Three rays passing gracefully by

A few of the White-tipped Sharks in the channel

After this land-based experience, it was time to re-board the boat for the very short journey out into the middle of the lagoon, where I had my first ever taste of snorkelling. As usual, my non-sporty character showed through, and to be honest I spent more time trying to prevent water flowing into the goggles and clogging up the snorkel than I did admiring the marine life, but I have no doubt that after some practice, this could be a wonderful new window on the underwater world! Finally we returned to Villamil, and after a quick lunch, it was time for me to try another almost new experience: mountain biking! I set off along the same route I had taken out to the west of the village, just behind the beach, and passed the lagoons again (still no Mangrove Finches), eventually leaving the mangroves behind and climbing (slightly) into a desert landscape of cacti and other vegetation that has adapted to these conditions. Two Giant Tortoises were to be seen by the side of the road, one eating the very dead remains of an iguana, and Galapagos Mockingbirds, several types of Darwin’s Finches and a Striated Heron in a pool all put in an appearance. I enjoyed the mountain biking (although the chain fell off at one point), and I felt that the position was too low – perhaps that is normal for this type of bike.

Future mountain biking Champion?!

The following morning Ecuadorian travel chaos reigned again! Several passengers for the boat back to Puerto Ayora, including myself, all of whom had tickets which they had paid for in advance, were informed that they were not on the list of passengers to be embarked. This was something of a disaster as we were under heavy time pressure, with first the two-hour crossing to Puerto Ayora, then a taxi journey across Santa Cruz, then the short ferry hop to Baltra, followed finally by the bus journey to the airport, all of which had to be achieved in time for the LAN flight, which was due to leave at 12.15 PM! To cut another very long and complicated story short, we were finally allowed to board the boat, and after that everything ran relatively smoothly, although LAN’s organisation in the airport again left something to be desired. The flights first back to Guayaquil and then to Quito ran on time, and I was even delighted to find my bag coming through on the baggage belt, a considerable relief! All in all, this trip to Galápagos was a wonderful experience, but far too short, and I see it purely as a taster for a longer, more comprehensive visit in the future.
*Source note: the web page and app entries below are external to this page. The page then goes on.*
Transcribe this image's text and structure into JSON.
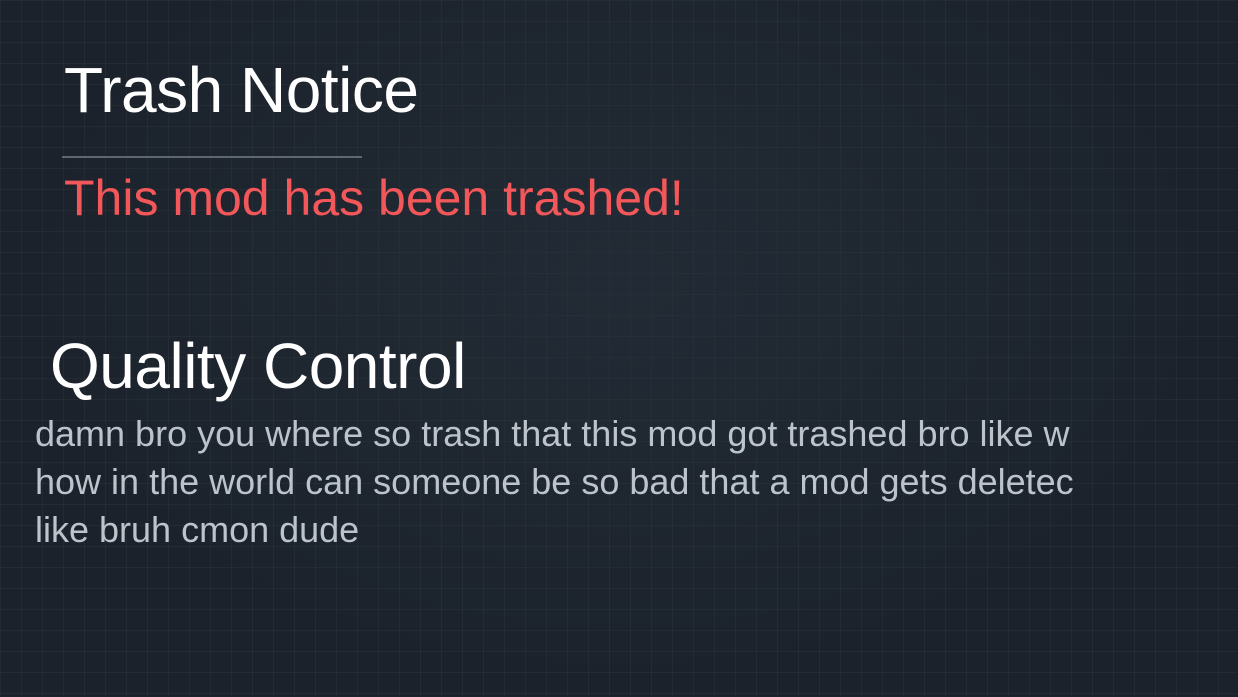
{
  "notice": {
    "title": "Trash Notice",
    "status_message": "This mod has been trashed!"
  },
  "quality_control": {
    "heading": "Quality Control",
    "lines": [
      "damn bro you where so trash that this mod got trashed bro like w",
      "how in the world can someone be so bad that a mod gets deletec",
      "like bruh cmon dude"
    ]
  },
  "colors": {
    "background": "#1b222b",
    "title": "#ffffff",
    "notice_red": "#f2575a",
    "body_text": "#bdc3cb",
    "divider": "#5f6670"
  }
}
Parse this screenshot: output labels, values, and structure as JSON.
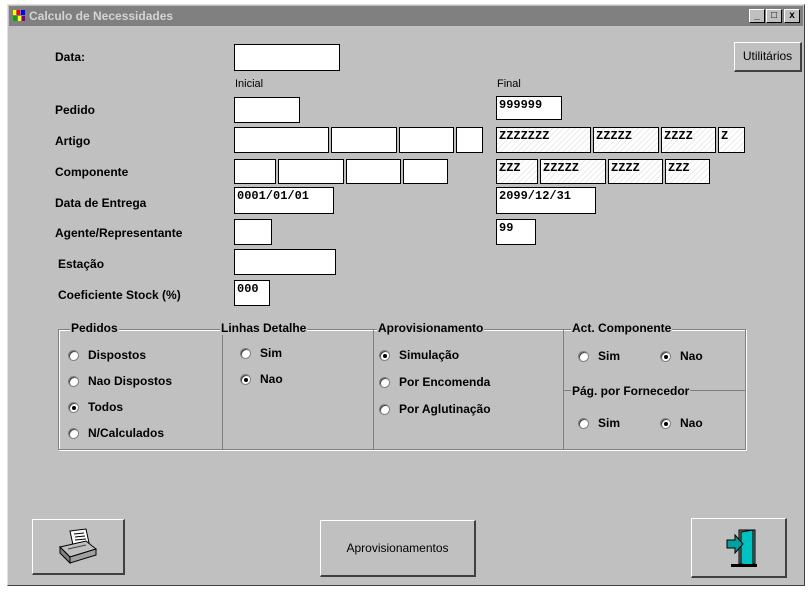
{
  "window": {
    "title": "Calculo de Necessidades",
    "controls": {
      "minimize": "_",
      "maximize": "□",
      "close": "x"
    }
  },
  "toolbar": {
    "utilitarios_label": "Utilitários"
  },
  "columns": {
    "inicial": "Inicial",
    "final": "Final"
  },
  "form": {
    "data_label": "Data:",
    "data_value": "",
    "pedido_label": "Pedido",
    "pedido_inicial": "",
    "pedido_final": "999999",
    "artigo_label": "Artigo",
    "artigo_final": [
      "ZZZZZZZ",
      "ZZZZZ",
      "ZZZZ",
      "Z"
    ],
    "componente_label": "Componente",
    "componente_final": [
      "ZZZ",
      "ZZZZZ",
      "ZZZZ",
      "ZZZ"
    ],
    "entrega_label": "Data de Entrega",
    "entrega_inicial": "0001/01/01",
    "entrega_final": "2099/12/31",
    "agente_label": "Agente/Representante",
    "agente_inicial": "",
    "agente_final": "99",
    "estacao_label": "Estação",
    "estacao_value": "",
    "coef_label": "Coeficiente Stock (%)",
    "coef_value": "000"
  },
  "groups": {
    "pedidos": {
      "title": "Pedidos",
      "options": [
        "Dispostos",
        "Nao Dispostos",
        "Todos",
        "N/Calculados"
      ],
      "selected": "Todos"
    },
    "linhas": {
      "title": "Linhas Detalhe",
      "options": [
        "Sim",
        "Nao"
      ],
      "selected": "Nao"
    },
    "aprov": {
      "title": "Aprovisionamento",
      "options": [
        "Simulação",
        "Por Encomenda",
        "Por Aglutinação"
      ],
      "selected": "Simulação"
    },
    "act": {
      "title": "Act. Componente",
      "options": [
        "Sim",
        "Nao"
      ],
      "selected": "Nao"
    },
    "pag": {
      "title": "Pág. por Fornecedor",
      "options": [
        "Sim",
        "Nao"
      ],
      "selected": "Nao"
    }
  },
  "buttons": {
    "aprovisionamentos_label": "Aprovisionamentos",
    "print_icon": "printer-icon",
    "exit_icon": "exit-door-icon"
  }
}
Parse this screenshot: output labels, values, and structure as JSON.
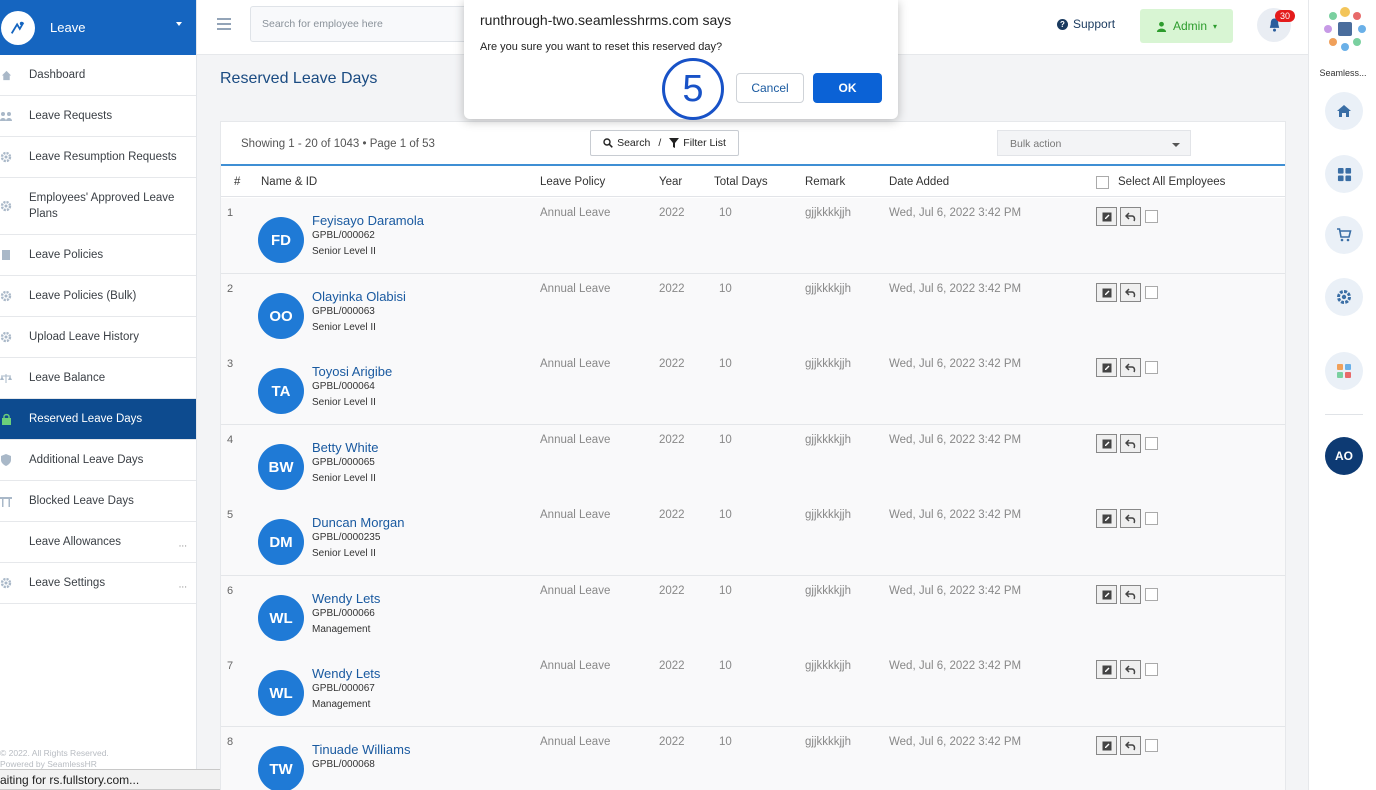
{
  "sidebar": {
    "title": "Leave",
    "items": [
      {
        "label": "Dashboard",
        "icon": "home-icon"
      },
      {
        "label": "Leave Requests",
        "icon": "users-icon"
      },
      {
        "label": "Leave Resumption Requests",
        "icon": "gear-icon"
      },
      {
        "label": "Employees' Approved Leave Plans",
        "icon": "gear-icon"
      },
      {
        "label": "Leave Policies",
        "icon": "document-icon"
      },
      {
        "label": "Leave Policies (Bulk)",
        "icon": "gear-icon"
      },
      {
        "label": "Upload Leave History",
        "icon": "gear-icon"
      },
      {
        "label": "Leave Balance",
        "icon": "scale-icon"
      },
      {
        "label": "Reserved Leave Days",
        "icon": "lock-icon",
        "active": true
      },
      {
        "label": "Additional Leave Days",
        "icon": "shield-icon"
      },
      {
        "label": "Blocked Leave Days",
        "icon": "gate-icon"
      },
      {
        "label": "Leave Allowances",
        "icon": "",
        "more": "..."
      },
      {
        "label": "Leave Settings",
        "icon": "gear-icon",
        "more": "..."
      }
    ],
    "footer_line1": "© 2022. All Rights Reserved.",
    "footer_line2": "Powered by SeamlessHR"
  },
  "statusbar": {
    "text": "aiting for rs.fullstory.com..."
  },
  "topbar": {
    "search_placeholder": "Search for employee here",
    "support_label": "Support",
    "admin_label": "Admin",
    "notification_count": "30"
  },
  "rail": {
    "label": "Seamless...",
    "avatar_initials": "AO"
  },
  "main": {
    "page_title": "Reserved Leave Days",
    "showing": "Showing 1 - 20 of 1043 • Page 1 of 53",
    "search_label": "Search",
    "filter_separator": "/",
    "filter_label": "Filter List",
    "bulk_action": "Bulk action",
    "columns": [
      "#",
      "Name & ID",
      "Leave Policy",
      "Year",
      "Total Days",
      "Remark",
      "Date Added",
      "Select All Employees"
    ],
    "rows": [
      {
        "num": "1",
        "initials": "FD",
        "name": "Feyisayo Daramola",
        "id": "GPBL/000062",
        "level": "Senior Level II",
        "policy": "Annual Leave",
        "year": "2022",
        "days": "10",
        "remark": "gjjkkkkjjh",
        "date": "Wed, Jul 6, 2022 3:42 PM"
      },
      {
        "num": "2",
        "initials": "OO",
        "name": "Olayinka Olabisi",
        "id": "GPBL/000063",
        "level": "Senior Level II",
        "policy": "Annual Leave",
        "year": "2022",
        "days": "10",
        "remark": "gjjkkkkjjh",
        "date": "Wed, Jul 6, 2022 3:42 PM"
      },
      {
        "num": "3",
        "initials": "TA",
        "name": "Toyosi Arigibe",
        "id": "GPBL/000064",
        "level": "Senior Level II",
        "policy": "Annual Leave",
        "year": "2022",
        "days": "10",
        "remark": "gjjkkkkjjh",
        "date": "Wed, Jul 6, 2022 3:42 PM"
      },
      {
        "num": "4",
        "initials": "BW",
        "name": "Betty White",
        "id": "GPBL/000065",
        "level": "Senior Level II",
        "policy": "Annual Leave",
        "year": "2022",
        "days": "10",
        "remark": "gjjkkkkjjh",
        "date": "Wed, Jul 6, 2022 3:42 PM"
      },
      {
        "num": "5",
        "initials": "DM",
        "name": "Duncan Morgan",
        "id": "GPBL/0000235",
        "level": "Senior Level II",
        "policy": "Annual Leave",
        "year": "2022",
        "days": "10",
        "remark": "gjjkkkkjjh",
        "date": "Wed, Jul 6, 2022 3:42 PM"
      },
      {
        "num": "6",
        "initials": "WL",
        "name": "Wendy Lets",
        "id": "GPBL/000066",
        "level": "Management",
        "policy": "Annual Leave",
        "year": "2022",
        "days": "10",
        "remark": "gjjkkkkjjh",
        "date": "Wed, Jul 6, 2022 3:42 PM"
      },
      {
        "num": "7",
        "initials": "WL",
        "name": "Wendy Lets",
        "id": "GPBL/000067",
        "level": "Management",
        "policy": "Annual Leave",
        "year": "2022",
        "days": "10",
        "remark": "gjjkkkkjjh",
        "date": "Wed, Jul 6, 2022 3:42 PM"
      },
      {
        "num": "8",
        "initials": "TW",
        "name": "Tinuade Williams",
        "id": "GPBL/000068",
        "level": "",
        "policy": "Annual Leave",
        "year": "2022",
        "days": "10",
        "remark": "gjjkkkkjjh",
        "date": "Wed, Jul 6, 2022 3:42 PM"
      }
    ]
  },
  "dialog": {
    "title": "runthrough-two.seamlesshrms.com says",
    "message": "Are you sure you want to reset this reserved day?",
    "cancel_label": "Cancel",
    "ok_label": "OK"
  },
  "annotation": {
    "step": "5"
  },
  "colors": {
    "primary": "#1565c0",
    "active_nav": "#0d4b8f",
    "avatar": "#1f7ad6",
    "ok_button": "#0b62d6",
    "badge": "#e41b1b"
  }
}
These really are “enchanted islands”, and I trust that the Ecuadorian authorities will continue to do their very best to preserve them as best they possibly can….something that I feel they are indeed doing at the moment.

Marine Iguanas